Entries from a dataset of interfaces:
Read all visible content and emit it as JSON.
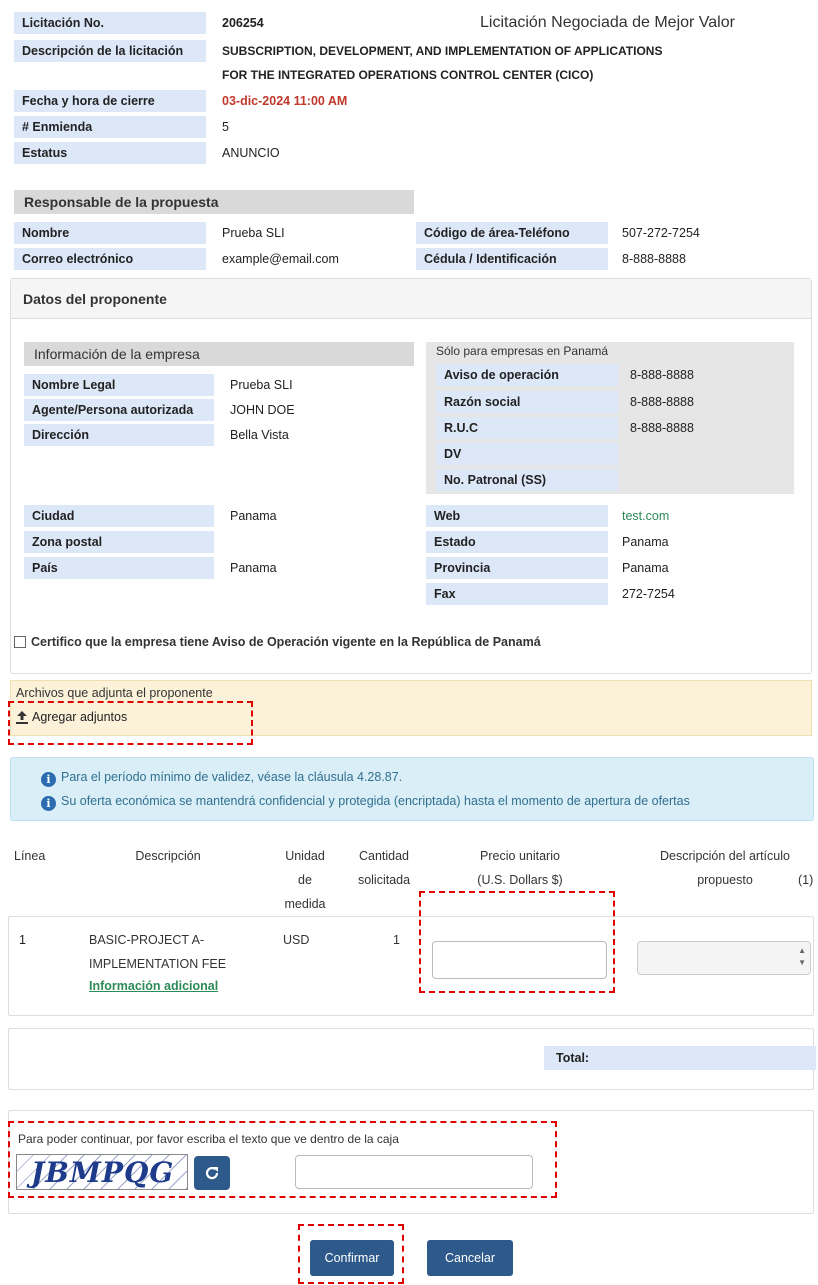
{
  "header": {
    "licitacion_label": "Licitación No.",
    "licitacion_value": "206254",
    "tipo": "Licitación Negociada de Mejor Valor",
    "descripcion_label": "Descripción de la licitación",
    "descripcion_line1": "SUBSCRIPTION, DEVELOPMENT, AND IMPLEMENTATION OF APPLICATIONS",
    "descripcion_line2": "FOR THE INTEGRATED OPERATIONS CONTROL CENTER (CICO)",
    "cierre_label": "Fecha y hora de cierre",
    "cierre_value": "03-dic-2024 11:00 AM",
    "enmienda_label": "# Enmienda",
    "enmienda_value": "5",
    "estatus_label": "Estatus",
    "estatus_value": "ANUNCIO"
  },
  "responsable": {
    "title": "Responsable de la propuesta",
    "nombre_label": "Nombre",
    "nombre_value": "Prueba SLI",
    "telefono_label": "Código de área-Teléfono",
    "telefono_value": "507-272-7254",
    "correo_label": "Correo electrónico",
    "correo_value": "example@email.com",
    "cedula_label": "Cédula / Identificación",
    "cedula_value": "8-888-8888"
  },
  "proponente": {
    "title": "Datos del proponente",
    "empresa_title": "Información de la empresa",
    "nombre_legal_label": "Nombre Legal",
    "nombre_legal_value": "Prueba SLI",
    "agente_label": "Agente/Persona autorizada",
    "agente_value": "JOHN DOE",
    "direccion_label": "Dirección",
    "direccion_value": "Bella Vista",
    "ciudad_label": "Ciudad",
    "ciudad_value": "Panama",
    "zona_label": "Zona postal",
    "zona_value": "",
    "pais_label": "País",
    "pais_value": "Panama",
    "panama_title": "Sólo para empresas en Panamá",
    "aviso_label": "Aviso de operación",
    "aviso_value": "8-888-8888",
    "razon_label": "Razón social",
    "razon_value": "8-888-8888",
    "ruc_label": "R.U.C",
    "ruc_value": "8-888-8888",
    "dv_label": "DV",
    "dv_value": "",
    "patronal_label": "No. Patronal (SS)",
    "patronal_value": "",
    "web_label": "Web",
    "web_value": "test.com",
    "estado_label": "Estado",
    "estado_value": "Panama",
    "provincia_label": "Provincia",
    "provincia_value": "Panama",
    "fax_label": "Fax",
    "fax_value": "272-7254",
    "certifico_label": "Certifico que la empresa tiene Aviso de Operación vigente en la República de Panamá"
  },
  "adjuntos": {
    "title": "Archivos que adjunta el proponente",
    "agregar_label": "Agregar adjuntos"
  },
  "info": {
    "line1": "Para el período mínimo de validez, véase la cláusula 4.28.87.",
    "line2": "Su oferta económica se mantendrá confidencial y protegida (encriptada) hasta el momento de apertura de ofertas"
  },
  "table": {
    "col_linea": "Línea",
    "col_descripcion": "Descripción",
    "col_unidad_1": "Unidad",
    "col_unidad_2": "de",
    "col_unidad_3": "medida",
    "col_cantidad_1": "Cantidad",
    "col_cantidad_2": "solicitada",
    "col_precio_1": "Precio unitario",
    "col_precio_2": "(U.S. Dollars $)",
    "col_articulo_1": "Descripción del artículo",
    "col_articulo_2": "propuesto",
    "col_articulo_note": "(1)",
    "rows": [
      {
        "linea": "1",
        "desc_1": "BASIC-PROJECT A-",
        "desc_2": "IMPLEMENTATION FEE",
        "info_link": "Información adicional",
        "unidad": "USD",
        "cantidad": "1",
        "precio": "",
        "articulo": ""
      }
    ],
    "total_label": "Total:"
  },
  "captcha": {
    "instruction": "Para poder continuar, por favor escriba el texto que ve dentro de la caja",
    "text": "JBMPQG",
    "input_value": ""
  },
  "actions": {
    "confirmar": "Confirmar",
    "cancelar": "Cancelar"
  },
  "icons": {
    "info": "info-circle-icon",
    "upload": "upload-icon",
    "refresh": "refresh-icon",
    "checkbox": "checkbox-icon",
    "spinner": "spinner-arrows-icon"
  },
  "colors": {
    "label_bg": "#dce8f8",
    "section_header_bg": "#d9d9d9",
    "attachments_bg": "#fcf2d9",
    "info_bg": "#d9eef7",
    "button_bg": "#2d5a8a",
    "date_red": "#c0392b",
    "link_green": "#2e8b57",
    "highlight_red": "#e00000"
  }
}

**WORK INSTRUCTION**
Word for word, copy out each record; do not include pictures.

**OUTPUT OF THE TASK**
Read all visible content and emit it as JSON.
{
  "header": {
    "licitacion_label": "Licitación No.",
    "licitacion_value": "206254",
    "tipo": "Licitación Negociada de Mejor Valor",
    "descripcion_label": "Descripción de la licitación",
    "descripcion_line1": "SUBSCRIPTION, DEVELOPMENT, AND IMPLEMENTATION OF APPLICATIONS",
    "descripcion_line2": "FOR THE INTEGRATED OPERATIONS CONTROL CENTER (CICO)",
    "cierre_label": "Fecha y hora de cierre",
    "cierre_value": "03-dic-2024 11:00 AM",
    "enmienda_label": "# Enmienda",
    "enmienda_value": "5",
    "estatus_label": "Estatus",
    "estatus_value": "ANUNCIO"
  },
  "responsable": {
    "title": "Responsable de la propuesta",
    "nombre_label": "Nombre",
    "nombre_value": "Prueba SLI",
    "telefono_label": "Código de área-Teléfono",
    "telefono_value": "507-272-7254",
    "correo_label": "Correo electrónico",
    "correo_value": "example@email.com",
    "cedula_label": "Cédula / Identificación",
    "cedula_value": "8-888-8888"
  },
  "proponente": {
    "title": "Datos del proponente",
    "empresa_title": "Información de la empresa",
    "nombre_legal_label": "Nombre Legal",
    "nombre_legal_value": "Prueba SLI",
    "agente_label": "Agente/Persona autorizada",
    "agente_value": "JOHN DOE",
    "direccion_label": "Dirección",
    "direccion_value": "Bella Vista",
    "ciudad_label": "Ciudad",
    "ciudad_value": "Panama",
    "zona_label": "Zona postal",
    "zona_value": "",
    "pais_label": "País",
    "pais_value": "Panama",
    "panama_title": "Sólo para empresas en Panamá",
    "aviso_label": "Aviso de operación",
    "aviso_value": "8-888-8888",
    "razon_label": "Razón social",
    "razon_value": "8-888-8888",
    "ruc_label": "R.U.C",
    "ruc_value": "8-888-8888",
    "dv_label": "DV",
    "dv_value": "",
    "patronal_label": "No. Patronal (SS)",
    "patronal_value": "",
    "web_label": "Web",
    "web_value": "test.com",
    "estado_label": "Estado",
    "estado_value": "Panama",
    "provincia_label": "Provincia",
    "provincia_value": "Panama",
    "fax_label": "Fax",
    "fax_value": "272-7254",
    "certifico_label": "Certifico que la empresa tiene Aviso de Operación vigente en la República de Panamá"
  },
  "adjuntos": {
    "title": "Archivos que adjunta el proponente",
    "agregar_label": "Agregar adjuntos"
  },
  "info": {
    "line1": "Para el período mínimo de validez, véase la cláusula 4.28.87.",
    "line2": "Su oferta económica se mantendrá confidencial y protegida (encriptada) hasta el momento de apertura de ofertas"
  },
  "table": {
    "col_linea": "Línea",
    "col_descripcion": "Descripción",
    "col_unidad_1": "Unidad",
    "col_unidad_2": "de",
    "col_unidad_3": "medida",
    "col_cantidad_1": "Cantidad",
    "col_cantidad_2": "solicitada",
    "col_precio_1": "Precio unitario",
    "col_precio_2": "(U.S. Dollars $)",
    "col_articulo_1": "Descripción del artículo",
    "col_articulo_2": "propuesto",
    "col_articulo_note": "(1)",
    "rows": [
      {
        "linea": "1",
        "desc_1": "BASIC-PROJECT A-",
        "desc_2": "IMPLEMENTATION FEE",
        "info_link": "Información adicional",
        "unidad": "USD",
        "cantidad": "1",
        "precio": "",
        "articulo": ""
      }
    ],
    "total_label": "Total:"
  },
  "captcha": {
    "instruction": "Para poder continuar, por favor escriba el texto que ve dentro de la caja",
    "text": "JBMPQG",
    "input_value": ""
  },
  "actions": {
    "confirmar": "Confirmar",
    "cancelar": "Cancelar"
  },
  "icons": {
    "info": "info-circle-icon",
    "upload": "upload-icon",
    "refresh": "refresh-icon",
    "checkbox": "checkbox-icon",
    "spinner": "spinner-arrows-icon"
  },
  "colors": {
    "label_bg": "#dce8f8",
    "section_header_bg": "#d9d9d9",
    "attachments_bg": "#fcf2d9",
    "info_bg": "#d9eef7",
    "button_bg": "#2d5a8a",
    "date_red": "#c0392b",
    "link_green": "#2e8b57",
    "highlight_red": "#e00000"
  }
}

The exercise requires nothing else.